A tale hangs on that one. Ten years ago, I was diagnosed with advanced, nearly terminal prostate cancer: “two years at the outside.” My wife, my rock, once she recovered from the shock, asked me what I wanted to do; and that was easy. I had sailed a bit years ago, and loved the freedom of being suspended between wind and sky and sea; but work and moves and life in general had got in the way. So I said “sail,” and within days had booked sailing courses for me and my surprised but willing 20-something son, and a few months later I had my skipper licence and we were on a chartered boat in the Ionian Islands of Greece (think Ithaka and Kefalonia and Corfu), as close to Paradise as anything I could imagine. That is a long answer to a short question, but the short answer is “sail”, now on my own boat (Moira or “fate” in Greek). She is moored on one of those islands, and I am on her whenever I can get away. In between, I write and dream about the next cruise; on her, I often dream about the next book. Very self-indulgent, but something seems to be working.
6. If you could only read one book for the rest of your life which book would it be?
War and Peace. Tolstoy’s epic has it all: lovable and despicable characters, cosmic events, a festival of rich Russian culture, high and low, told in an unselfconscious register that never gets tiring despite the book’s legendary length. I had the chance to work in Moscow for a couple of years, and doubled down on my college Russian in part so as to be able to read it in the original, which is a great thrill.
7. I like to end my Q&As with the same question so here we go. During all the Q&As and interviews you’ve done what question have you not been asked that you wish had been asked – and what’s the answer?
Ah. Tricky one. I suppose one question I ask myself is “why does one write? Why do I write?” A sort of corollary to “why do artists paint (or sculpt etc.)?” While I don’t have a pat answer to either version of the question, I would have to say that for visual artists, I sense that the best have an inner vision they have to give concrete, sharable form to; whether it is the creation or the sharing that counts for them is another question. In my case I have always known I would write some day, as a form of exploration of the basic mysteries of life which don’t lend themselves to Q&As. Many of those questions have no single or perhaps any answer. I felt that Only the Dead, especially the “Vartan old” passages, gave me the opportunity, the vehicle to elaborate some of the questions that bother me; perhaps to foreshadow a tentative answer or two, but with no pretension to solving any of those mysteries.
About the book
Only the Dead is part adventure story and part exploration of the moral complexities arising from war, brutality and the desire for revenge
As old Vartan sits reading mystical Persian poetry amongst the dust and disintegration of war-torn Beirut, the fluted pillars of his decaying house wreathed in shadows, his thoughts wander back, inevitably, to another conflict, many years before…

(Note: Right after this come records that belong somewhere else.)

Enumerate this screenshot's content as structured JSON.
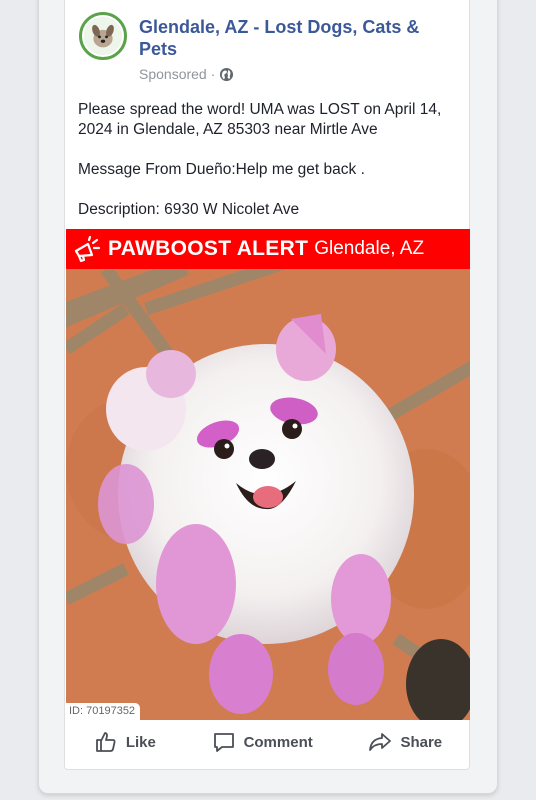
{
  "post": {
    "page_name": "Glendale, AZ - Lost Dogs, Cats & Pets",
    "sponsored_label": "Sponsored ·",
    "body": {
      "line1": "Please spread the word! UMA was LOST on April 14, 2024 in Glendale, AZ 85303 near Mirtle Ave",
      "line2": "Message From Dueño:Help me get back .",
      "line3": "Description: 6930 W Nicolet Ave"
    },
    "banner": {
      "brand": "PAWBOOST ALERT",
      "location": "Glendale, AZ",
      "color": "#ff0000"
    },
    "photo": {
      "id_label": "ID: 70197352"
    },
    "actions": {
      "like": "Like",
      "comment": "Comment",
      "share": "Share"
    }
  },
  "colors": {
    "page_name": "#3b5998",
    "meta_text": "#90949c",
    "background": "#e9ebee"
  }
}
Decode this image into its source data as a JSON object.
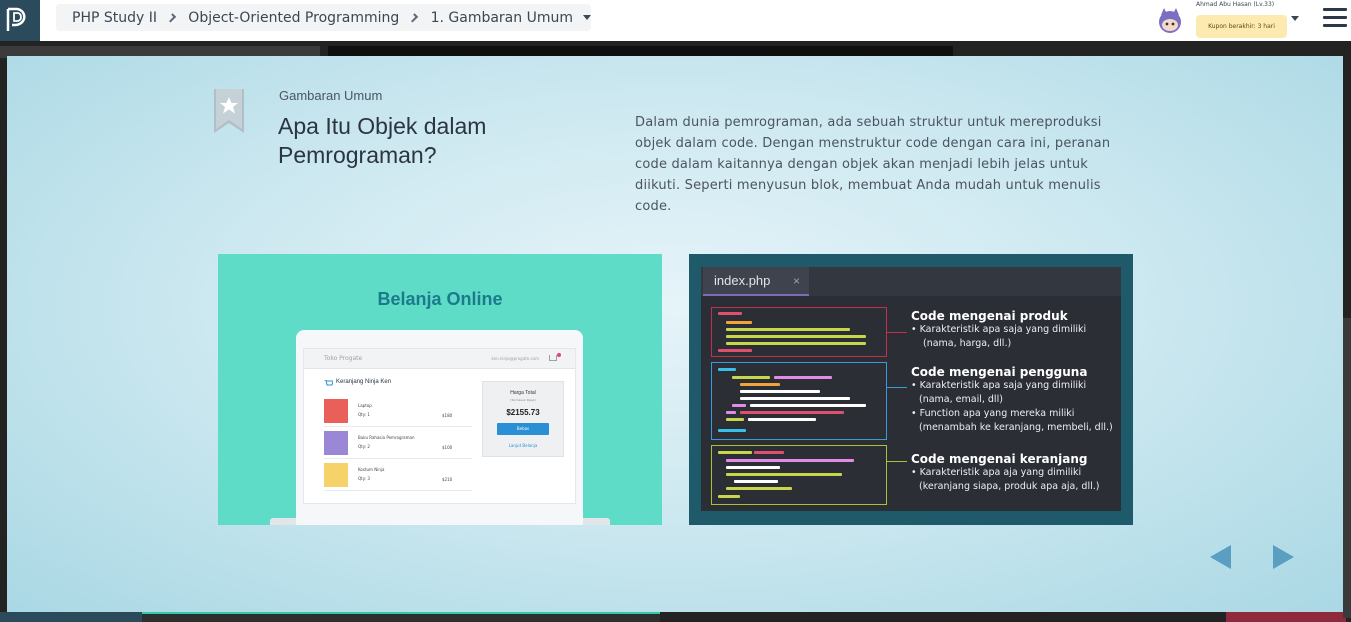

Only the Dead is the story of Vartan Nakashian, a young Armenian from Aleppo caught in the midst of a world war that is proving catastrophic for his people. We follow his journey of love, espionage, tragedy, betrayal and revenge across the tumultuous Levant of 1915–18, as the crucible of war and genocide makes a man of the boy we first encountered. Now advanced in years, Vartan ruminates on life, loss, guilt and the many adventures and horrors of his youth, seeing them mirrored in the fresh catastrophe of the Lebanese Civil War.
This book – based in part on a real man, a true story – is about the struggle to reconcile conflicting loyalties and affections, the desire for revenge, the search for atonement and poetry’s power to make sense of the human condition.
*I was asked to host this Q&A to help promote Only the Dead. I have not received a copy of the book or any payment for hosting this content*